[[ Data to examine, beginning ]]
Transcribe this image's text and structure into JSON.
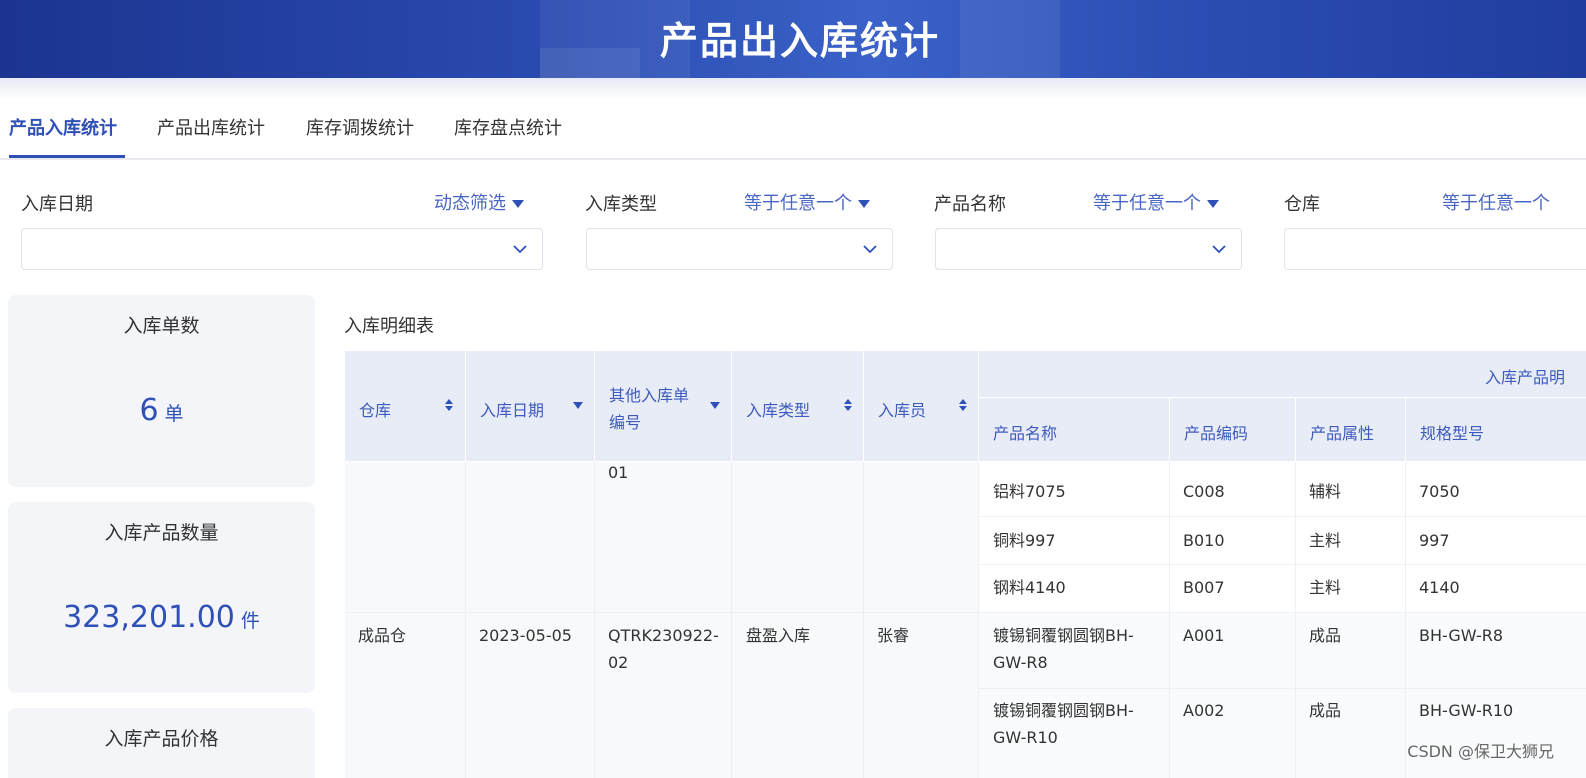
{
  "app": {
    "title": "产品出入库统计",
    "watermark": "CSDN @保卫大狮兄"
  },
  "tabs": [
    {
      "label": "产品入库统计",
      "active": true
    },
    {
      "label": "产品出库统计",
      "active": false
    },
    {
      "label": "库存调拨统计",
      "active": false
    },
    {
      "label": "库存盘点统计",
      "active": false
    }
  ],
  "filters": [
    {
      "label": "入库日期",
      "operator": "动态筛选",
      "value": ""
    },
    {
      "label": "入库类型",
      "operator": "等于任意一个",
      "value": ""
    },
    {
      "label": "产品名称",
      "operator": "等于任意一个",
      "value": ""
    },
    {
      "label": "仓库",
      "operator": "等于任意一个",
      "value": ""
    }
  ],
  "kpis": [
    {
      "title": "入库单数",
      "value": "6",
      "unit": "单"
    },
    {
      "title": "入库产品数量",
      "value": "323,201.00",
      "unit": "件"
    },
    {
      "title": "入库产品价格",
      "value": "",
      "unit": ""
    }
  ],
  "detail_table": {
    "title": "入库明细表",
    "group_header": "入库产品明",
    "columns": [
      "仓库",
      "入库日期",
      "其他入库单编号",
      "入库类型",
      "入库员"
    ],
    "col3_lines": [
      "其他入库单",
      "编号"
    ],
    "sub_columns": [
      "产品名称",
      "产品编码",
      "产品属性",
      "规格型号"
    ],
    "sort_icons": [
      "sort-both-icon",
      "sort-desc-icon",
      "sort-desc-icon",
      "sort-both-icon",
      "sort-both-icon"
    ],
    "groups": [
      {
        "warehouse": "",
        "date": "",
        "order_no_lines": [
          "01"
        ],
        "type": "",
        "clerk": "",
        "rows": [
          {
            "name": [
              "铝料7075"
            ],
            "code": "C008",
            "attr": "辅料",
            "spec": "7050"
          },
          {
            "name": [
              "铜料997"
            ],
            "code": "B010",
            "attr": "主料",
            "spec": "997"
          },
          {
            "name": [
              "钢料4140"
            ],
            "code": "B007",
            "attr": "主料",
            "spec": "4140"
          }
        ]
      },
      {
        "warehouse": "成品仓",
        "date": "2023-05-05",
        "order_no_lines": [
          "QTRK230922-",
          "02"
        ],
        "type": "盘盈入库",
        "clerk": "张睿",
        "rows": [
          {
            "name": [
              "镀锡铜覆钢圆钢BH-",
              "GW-R8"
            ],
            "code": "A001",
            "attr": "成品",
            "spec": "BH-GW-R8"
          },
          {
            "name": [
              "镀锡铜覆钢圆钢BH-",
              "GW-R10"
            ],
            "code": "A002",
            "attr": "成品",
            "spec": "BH-GW-R10"
          }
        ]
      }
    ]
  },
  "colors": {
    "accent": "#2f51b7",
    "header_bg": "#e8ecf7",
    "card_bg": "#f4f5f8"
  }
}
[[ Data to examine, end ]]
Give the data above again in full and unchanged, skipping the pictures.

_Output for this exercise_.
Transcribe this image's text and structure into JSON.
{
  "app": {
    "title": "产品出入库统计",
    "watermark": "CSDN @保卫大狮兄"
  },
  "tabs": [
    {
      "label": "产品入库统计",
      "active": true
    },
    {
      "label": "产品出库统计",
      "active": false
    },
    {
      "label": "库存调拨统计",
      "active": false
    },
    {
      "label": "库存盘点统计",
      "active": false
    }
  ],
  "filters": [
    {
      "label": "入库日期",
      "operator": "动态筛选",
      "value": ""
    },
    {
      "label": "入库类型",
      "operator": "等于任意一个",
      "value": ""
    },
    {
      "label": "产品名称",
      "operator": "等于任意一个",
      "value": ""
    },
    {
      "label": "仓库",
      "operator": "等于任意一个",
      "value": ""
    }
  ],
  "kpis": [
    {
      "title": "入库单数",
      "value": "6",
      "unit": "单"
    },
    {
      "title": "入库产品数量",
      "value": "323,201.00",
      "unit": "件"
    },
    {
      "title": "入库产品价格",
      "value": "",
      "unit": ""
    }
  ],
  "detail_table": {
    "title": "入库明细表",
    "group_header": "入库产品明",
    "columns": [
      "仓库",
      "入库日期",
      "其他入库单编号",
      "入库类型",
      "入库员"
    ],
    "col3_lines": [
      "其他入库单",
      "编号"
    ],
    "sub_columns": [
      "产品名称",
      "产品编码",
      "产品属性",
      "规格型号"
    ],
    "sort_icons": [
      "sort-both-icon",
      "sort-desc-icon",
      "sort-desc-icon",
      "sort-both-icon",
      "sort-both-icon"
    ],
    "groups": [
      {
        "warehouse": "",
        "date": "",
        "order_no_lines": [
          "01"
        ],
        "type": "",
        "clerk": "",
        "rows": [
          {
            "name": [
              "铝料7075"
            ],
            "code": "C008",
            "attr": "辅料",
            "spec": "7050"
          },
          {
            "name": [
              "铜料997"
            ],
            "code": "B010",
            "attr": "主料",
            "spec": "997"
          },
          {
            "name": [
              "钢料4140"
            ],
            "code": "B007",
            "attr": "主料",
            "spec": "4140"
          }
        ]
      },
      {
        "warehouse": "成品仓",
        "date": "2023-05-05",
        "order_no_lines": [
          "QTRK230922-",
          "02"
        ],
        "type": "盘盈入库",
        "clerk": "张睿",
        "rows": [
          {
            "name": [
              "镀锡铜覆钢圆钢BH-",
              "GW-R8"
            ],
            "code": "A001",
            "attr": "成品",
            "spec": "BH-GW-R8"
          },
          {
            "name": [
              "镀锡铜覆钢圆钢BH-",
              "GW-R10"
            ],
            "code": "A002",
            "attr": "成品",
            "spec": "BH-GW-R10"
          }
        ]
      }
    ]
  },
  "colors": {
    "accent": "#2f51b7",
    "header_bg": "#e8ecf7",
    "card_bg": "#f4f5f8"
  }
}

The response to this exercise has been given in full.